Disclaimer: This article deals exclusively with the issue of music sharing, not other media.
You’ve heard a lot about pirates recently, but did you know that Somalians aren’t the only ones making headlines?
Indeed, the largest and best-known BitTorrent tracker, The Pirate Bay (http://thepiratebay.org), was recently brought to trial and charged with “promoting other peoples’ infringements of copyright laws” by a group of Stockholm prosecutors working in conjunction with the IFPI, or International Federation of the Phonographic Industry. The trial, which had been closely followed by various international news organizations – though coverage was conspicuously absent from mainstream U.S. media – came to an end on April 17 when the judge deemed four individuals associated with the site guilty.
Using evidence seized in a 2006 raid of the Web site’s headquarters, prosecutors presented proof of the site making 33 specific files under copyright available via peer-to-peer file-sharing networks. However, after taking into account the enormity of the site (22 million registered users tracking 1.5 million torrents per cycle, with $1.2 million per year in advertising revenues), the defendants’ punishments seem rather light: each must serve one year of imprisonment within Swedish penitentiaries and they must pay $3.6 million to a collection of entertainment agencies such as Warner Bros., Columbia, Sony Music and EMI.
And the site continues to run! As someone who hasn’t paid for an album since freshman year of high school, I’m thankful.
For years, Internet file-sharing has been a hot topic in the music industry. Since the Metallica vs. Napster conflict in 2000, various labels have adopted a defense against file sharing based on the supposed loss of money at the expense of their clientele: the musicians. This argument is hollow. In fact, many major artists knowingly released their music for free during the course of the trial – among them were Radiohead, Trent Reznor, and Greg Gillis (Girl Talk). While I don’t have enough space in this article to deride the music label’s entire defense, suffice it to say that it works like this: artists have historically made most of their profits from live shows and merchandise; CD sales are a small piece (~7 percent) of the pie.

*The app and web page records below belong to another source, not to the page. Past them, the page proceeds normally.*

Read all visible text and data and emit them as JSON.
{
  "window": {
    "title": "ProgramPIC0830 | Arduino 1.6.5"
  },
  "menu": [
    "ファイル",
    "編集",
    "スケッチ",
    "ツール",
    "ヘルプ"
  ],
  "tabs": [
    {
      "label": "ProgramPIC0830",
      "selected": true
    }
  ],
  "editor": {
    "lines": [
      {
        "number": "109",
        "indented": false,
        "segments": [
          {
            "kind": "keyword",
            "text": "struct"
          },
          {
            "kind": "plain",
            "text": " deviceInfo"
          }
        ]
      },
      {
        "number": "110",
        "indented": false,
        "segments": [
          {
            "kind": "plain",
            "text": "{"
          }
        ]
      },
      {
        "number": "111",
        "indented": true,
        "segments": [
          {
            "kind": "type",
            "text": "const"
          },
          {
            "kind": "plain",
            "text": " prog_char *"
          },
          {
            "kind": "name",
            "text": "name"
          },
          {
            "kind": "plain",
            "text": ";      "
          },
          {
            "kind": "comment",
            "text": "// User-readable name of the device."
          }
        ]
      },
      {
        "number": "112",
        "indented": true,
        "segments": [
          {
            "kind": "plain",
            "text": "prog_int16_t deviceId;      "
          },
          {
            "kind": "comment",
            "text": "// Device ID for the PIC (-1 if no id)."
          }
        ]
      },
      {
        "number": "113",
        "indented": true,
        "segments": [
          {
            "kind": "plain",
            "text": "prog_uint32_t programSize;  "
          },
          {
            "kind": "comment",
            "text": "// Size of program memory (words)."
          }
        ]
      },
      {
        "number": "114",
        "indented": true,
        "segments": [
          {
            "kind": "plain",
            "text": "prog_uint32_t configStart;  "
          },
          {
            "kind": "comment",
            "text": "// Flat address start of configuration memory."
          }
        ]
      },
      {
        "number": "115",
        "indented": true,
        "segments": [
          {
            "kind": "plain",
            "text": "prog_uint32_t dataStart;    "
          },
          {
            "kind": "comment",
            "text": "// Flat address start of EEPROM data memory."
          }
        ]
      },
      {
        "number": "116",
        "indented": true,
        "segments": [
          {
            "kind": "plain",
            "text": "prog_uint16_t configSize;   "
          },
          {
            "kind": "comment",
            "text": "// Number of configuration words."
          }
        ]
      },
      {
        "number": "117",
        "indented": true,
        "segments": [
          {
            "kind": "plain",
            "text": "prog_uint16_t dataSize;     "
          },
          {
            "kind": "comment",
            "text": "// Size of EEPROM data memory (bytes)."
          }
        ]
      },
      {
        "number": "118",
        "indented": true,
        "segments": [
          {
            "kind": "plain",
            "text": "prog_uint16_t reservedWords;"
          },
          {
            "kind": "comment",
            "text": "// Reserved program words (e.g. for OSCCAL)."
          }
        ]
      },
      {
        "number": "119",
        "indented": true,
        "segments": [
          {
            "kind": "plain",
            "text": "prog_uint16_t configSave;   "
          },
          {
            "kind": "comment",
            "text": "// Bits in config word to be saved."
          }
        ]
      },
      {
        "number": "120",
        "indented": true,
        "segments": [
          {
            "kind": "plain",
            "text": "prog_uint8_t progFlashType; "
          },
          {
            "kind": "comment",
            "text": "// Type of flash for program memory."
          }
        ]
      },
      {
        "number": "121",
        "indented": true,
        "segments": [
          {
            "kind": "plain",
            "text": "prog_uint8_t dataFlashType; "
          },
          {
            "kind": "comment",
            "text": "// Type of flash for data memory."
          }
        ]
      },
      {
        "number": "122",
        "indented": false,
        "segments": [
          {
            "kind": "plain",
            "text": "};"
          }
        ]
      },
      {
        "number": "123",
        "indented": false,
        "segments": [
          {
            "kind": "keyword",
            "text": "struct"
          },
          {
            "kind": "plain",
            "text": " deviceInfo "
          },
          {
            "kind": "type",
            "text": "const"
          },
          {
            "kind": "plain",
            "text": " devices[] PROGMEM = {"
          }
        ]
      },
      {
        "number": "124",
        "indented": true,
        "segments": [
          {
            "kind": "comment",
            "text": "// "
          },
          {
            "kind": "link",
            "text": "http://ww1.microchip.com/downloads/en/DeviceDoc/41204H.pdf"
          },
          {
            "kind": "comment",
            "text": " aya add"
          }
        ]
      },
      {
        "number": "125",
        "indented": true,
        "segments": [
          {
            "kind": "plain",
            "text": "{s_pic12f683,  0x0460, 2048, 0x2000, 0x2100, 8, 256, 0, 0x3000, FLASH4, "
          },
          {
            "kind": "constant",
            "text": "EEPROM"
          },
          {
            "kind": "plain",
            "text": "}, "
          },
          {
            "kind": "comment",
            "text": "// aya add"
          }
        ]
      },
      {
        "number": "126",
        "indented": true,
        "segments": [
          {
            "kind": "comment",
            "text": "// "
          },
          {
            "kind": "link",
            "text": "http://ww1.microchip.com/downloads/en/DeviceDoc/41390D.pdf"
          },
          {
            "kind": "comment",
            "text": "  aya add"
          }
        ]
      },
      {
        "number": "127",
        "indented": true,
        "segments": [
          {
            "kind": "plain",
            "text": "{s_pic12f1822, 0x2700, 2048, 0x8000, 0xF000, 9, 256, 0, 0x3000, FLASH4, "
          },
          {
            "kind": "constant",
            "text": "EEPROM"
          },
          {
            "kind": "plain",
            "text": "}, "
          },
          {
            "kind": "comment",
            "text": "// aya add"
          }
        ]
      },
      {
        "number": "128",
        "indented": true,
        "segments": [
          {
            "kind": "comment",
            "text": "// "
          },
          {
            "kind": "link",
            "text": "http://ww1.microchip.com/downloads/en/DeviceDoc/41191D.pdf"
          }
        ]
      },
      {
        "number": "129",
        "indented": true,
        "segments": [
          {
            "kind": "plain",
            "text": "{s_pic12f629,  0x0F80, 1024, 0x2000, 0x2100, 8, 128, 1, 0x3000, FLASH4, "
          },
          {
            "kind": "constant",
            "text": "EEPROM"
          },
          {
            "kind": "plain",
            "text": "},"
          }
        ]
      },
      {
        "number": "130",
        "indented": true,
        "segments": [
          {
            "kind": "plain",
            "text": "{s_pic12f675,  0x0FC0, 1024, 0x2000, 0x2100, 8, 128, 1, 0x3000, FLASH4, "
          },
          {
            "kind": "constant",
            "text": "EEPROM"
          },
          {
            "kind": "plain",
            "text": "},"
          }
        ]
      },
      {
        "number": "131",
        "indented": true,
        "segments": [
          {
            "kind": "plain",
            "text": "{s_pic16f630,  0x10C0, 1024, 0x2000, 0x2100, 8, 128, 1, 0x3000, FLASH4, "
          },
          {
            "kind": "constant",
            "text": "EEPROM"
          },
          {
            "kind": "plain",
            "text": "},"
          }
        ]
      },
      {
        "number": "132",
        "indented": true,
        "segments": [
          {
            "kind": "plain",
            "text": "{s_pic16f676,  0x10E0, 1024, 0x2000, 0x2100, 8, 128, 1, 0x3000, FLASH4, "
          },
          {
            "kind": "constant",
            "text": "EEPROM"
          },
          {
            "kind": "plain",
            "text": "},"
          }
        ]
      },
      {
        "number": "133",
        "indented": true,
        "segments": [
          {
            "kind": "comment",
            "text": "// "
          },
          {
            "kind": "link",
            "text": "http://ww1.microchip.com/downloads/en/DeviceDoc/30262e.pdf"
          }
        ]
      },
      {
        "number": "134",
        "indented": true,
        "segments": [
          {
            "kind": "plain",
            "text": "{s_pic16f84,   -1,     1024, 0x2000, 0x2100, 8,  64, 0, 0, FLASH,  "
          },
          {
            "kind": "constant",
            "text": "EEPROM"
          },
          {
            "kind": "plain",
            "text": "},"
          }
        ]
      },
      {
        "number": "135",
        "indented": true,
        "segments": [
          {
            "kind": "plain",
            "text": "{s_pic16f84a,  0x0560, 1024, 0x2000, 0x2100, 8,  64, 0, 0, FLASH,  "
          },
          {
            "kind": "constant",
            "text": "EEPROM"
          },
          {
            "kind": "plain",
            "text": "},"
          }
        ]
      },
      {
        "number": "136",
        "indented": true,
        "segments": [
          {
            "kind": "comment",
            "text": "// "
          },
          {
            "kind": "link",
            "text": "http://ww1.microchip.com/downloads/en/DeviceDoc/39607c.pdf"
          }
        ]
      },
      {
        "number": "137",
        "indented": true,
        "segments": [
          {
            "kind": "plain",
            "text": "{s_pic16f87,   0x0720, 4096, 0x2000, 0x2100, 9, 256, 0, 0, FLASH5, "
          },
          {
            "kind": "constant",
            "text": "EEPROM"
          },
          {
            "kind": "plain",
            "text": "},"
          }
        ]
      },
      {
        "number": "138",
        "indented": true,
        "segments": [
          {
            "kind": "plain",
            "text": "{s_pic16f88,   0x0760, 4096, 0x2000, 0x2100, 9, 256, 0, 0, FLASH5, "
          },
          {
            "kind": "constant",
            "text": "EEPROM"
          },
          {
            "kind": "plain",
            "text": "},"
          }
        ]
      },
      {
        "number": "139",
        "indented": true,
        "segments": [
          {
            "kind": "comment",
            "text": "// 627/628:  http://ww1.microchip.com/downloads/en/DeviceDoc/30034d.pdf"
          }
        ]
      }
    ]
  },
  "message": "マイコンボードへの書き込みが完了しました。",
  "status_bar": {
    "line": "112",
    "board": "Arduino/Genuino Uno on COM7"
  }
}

Which is why this case is so puzzling. Under present law, the site is not accountable for file sharing, and therefore it cannot be brought to trial. What just occurred in Stockholm was little more than a spectacle – a last-ditch flex of diminishing power by a dying industry. In essence, the case was proof that the labels continually miss the point: for every file-sharing site shut down, two more will emerge. Or, in this instance: you can’t even shut down one.
So as the Pirate Bay guys are submitting their appeals to the court, I encourage everyone reading to continue getting their music for free. Perhaps in time, the labels will abandon their antiquated business models and realize that when one window’s shut, another’s open. And for any industry eyes seeking examples, check out a label called Normative (http://normative.com/), with whom artists establish themselves as independent corporations, not indentured money-earners.